*** PROVIDED INFORMATION ***
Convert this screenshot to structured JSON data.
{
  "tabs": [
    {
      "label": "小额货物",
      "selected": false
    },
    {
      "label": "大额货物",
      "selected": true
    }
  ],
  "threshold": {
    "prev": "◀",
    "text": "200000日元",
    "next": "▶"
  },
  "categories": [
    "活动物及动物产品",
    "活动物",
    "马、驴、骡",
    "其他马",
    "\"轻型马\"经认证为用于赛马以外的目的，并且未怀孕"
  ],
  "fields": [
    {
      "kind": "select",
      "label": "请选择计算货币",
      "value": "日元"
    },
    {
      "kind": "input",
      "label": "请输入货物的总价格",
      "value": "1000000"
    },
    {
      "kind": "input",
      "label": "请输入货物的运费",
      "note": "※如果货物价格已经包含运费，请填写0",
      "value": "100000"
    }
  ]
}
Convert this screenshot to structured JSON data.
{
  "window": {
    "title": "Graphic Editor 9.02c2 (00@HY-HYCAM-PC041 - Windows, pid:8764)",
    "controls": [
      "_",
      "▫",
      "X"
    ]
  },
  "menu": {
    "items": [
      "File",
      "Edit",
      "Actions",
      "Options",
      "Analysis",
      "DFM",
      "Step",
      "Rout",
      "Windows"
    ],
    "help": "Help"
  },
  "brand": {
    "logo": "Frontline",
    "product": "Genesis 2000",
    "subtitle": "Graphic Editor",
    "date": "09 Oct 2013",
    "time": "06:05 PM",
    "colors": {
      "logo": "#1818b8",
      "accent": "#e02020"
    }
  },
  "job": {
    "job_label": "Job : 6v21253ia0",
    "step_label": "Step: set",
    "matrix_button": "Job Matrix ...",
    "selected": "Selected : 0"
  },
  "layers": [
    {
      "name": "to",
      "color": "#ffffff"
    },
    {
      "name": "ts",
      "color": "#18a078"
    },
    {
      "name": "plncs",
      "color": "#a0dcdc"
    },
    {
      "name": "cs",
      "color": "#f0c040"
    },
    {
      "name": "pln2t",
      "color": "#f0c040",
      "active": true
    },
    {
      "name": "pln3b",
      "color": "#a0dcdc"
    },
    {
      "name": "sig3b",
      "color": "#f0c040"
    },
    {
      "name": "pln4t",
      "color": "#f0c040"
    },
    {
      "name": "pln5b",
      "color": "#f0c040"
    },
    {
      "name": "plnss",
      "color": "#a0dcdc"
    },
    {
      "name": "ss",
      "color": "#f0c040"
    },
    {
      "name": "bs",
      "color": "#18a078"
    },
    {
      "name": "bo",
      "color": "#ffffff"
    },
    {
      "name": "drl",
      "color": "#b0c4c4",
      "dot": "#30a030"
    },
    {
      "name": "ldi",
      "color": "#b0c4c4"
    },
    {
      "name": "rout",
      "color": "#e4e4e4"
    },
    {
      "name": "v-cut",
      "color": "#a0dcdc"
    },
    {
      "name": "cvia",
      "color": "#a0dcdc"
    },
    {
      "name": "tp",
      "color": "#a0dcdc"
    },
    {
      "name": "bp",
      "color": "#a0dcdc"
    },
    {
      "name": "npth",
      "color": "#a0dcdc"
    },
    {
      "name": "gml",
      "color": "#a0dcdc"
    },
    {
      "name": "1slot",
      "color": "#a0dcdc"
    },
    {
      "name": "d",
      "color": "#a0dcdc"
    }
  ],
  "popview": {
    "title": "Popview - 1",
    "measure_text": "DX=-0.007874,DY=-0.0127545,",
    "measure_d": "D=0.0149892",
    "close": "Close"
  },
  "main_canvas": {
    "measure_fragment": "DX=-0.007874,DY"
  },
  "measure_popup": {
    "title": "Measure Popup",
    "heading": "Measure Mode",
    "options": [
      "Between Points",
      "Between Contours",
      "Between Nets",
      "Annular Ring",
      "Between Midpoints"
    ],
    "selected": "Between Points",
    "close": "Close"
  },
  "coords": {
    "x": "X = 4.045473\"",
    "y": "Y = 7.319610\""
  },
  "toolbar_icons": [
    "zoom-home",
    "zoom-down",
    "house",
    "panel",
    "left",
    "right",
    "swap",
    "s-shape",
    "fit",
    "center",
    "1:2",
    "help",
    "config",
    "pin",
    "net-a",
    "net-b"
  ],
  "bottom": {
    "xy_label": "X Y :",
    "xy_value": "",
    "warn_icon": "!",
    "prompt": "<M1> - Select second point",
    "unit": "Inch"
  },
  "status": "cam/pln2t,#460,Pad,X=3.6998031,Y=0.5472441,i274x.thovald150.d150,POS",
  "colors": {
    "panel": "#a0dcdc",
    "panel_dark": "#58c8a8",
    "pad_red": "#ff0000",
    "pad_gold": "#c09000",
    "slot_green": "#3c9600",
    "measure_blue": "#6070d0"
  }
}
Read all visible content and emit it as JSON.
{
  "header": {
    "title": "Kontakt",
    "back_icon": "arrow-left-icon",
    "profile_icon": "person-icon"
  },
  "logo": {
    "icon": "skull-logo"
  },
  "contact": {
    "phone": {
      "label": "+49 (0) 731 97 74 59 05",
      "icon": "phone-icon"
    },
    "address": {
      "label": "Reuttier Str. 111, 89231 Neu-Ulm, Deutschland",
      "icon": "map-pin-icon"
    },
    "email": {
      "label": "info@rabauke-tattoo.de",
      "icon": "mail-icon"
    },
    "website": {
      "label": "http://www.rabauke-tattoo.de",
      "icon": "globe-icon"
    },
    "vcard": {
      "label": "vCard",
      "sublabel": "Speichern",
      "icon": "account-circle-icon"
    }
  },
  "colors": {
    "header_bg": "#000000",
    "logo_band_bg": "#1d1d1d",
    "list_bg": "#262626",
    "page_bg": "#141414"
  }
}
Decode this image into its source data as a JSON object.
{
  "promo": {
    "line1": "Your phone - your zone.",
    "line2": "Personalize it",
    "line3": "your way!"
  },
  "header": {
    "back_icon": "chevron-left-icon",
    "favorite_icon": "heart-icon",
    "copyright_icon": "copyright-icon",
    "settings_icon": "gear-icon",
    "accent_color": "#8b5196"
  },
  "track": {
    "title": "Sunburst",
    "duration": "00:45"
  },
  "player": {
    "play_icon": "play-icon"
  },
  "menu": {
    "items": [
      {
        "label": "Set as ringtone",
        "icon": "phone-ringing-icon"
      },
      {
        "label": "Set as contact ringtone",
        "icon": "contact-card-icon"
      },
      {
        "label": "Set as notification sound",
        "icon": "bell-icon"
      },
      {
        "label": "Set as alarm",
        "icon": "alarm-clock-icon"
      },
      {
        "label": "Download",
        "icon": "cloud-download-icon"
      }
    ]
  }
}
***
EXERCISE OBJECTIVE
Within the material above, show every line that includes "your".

EXERCISE RESULT
    "line1": "Your phone - your zone.",
    "line3": "your way!"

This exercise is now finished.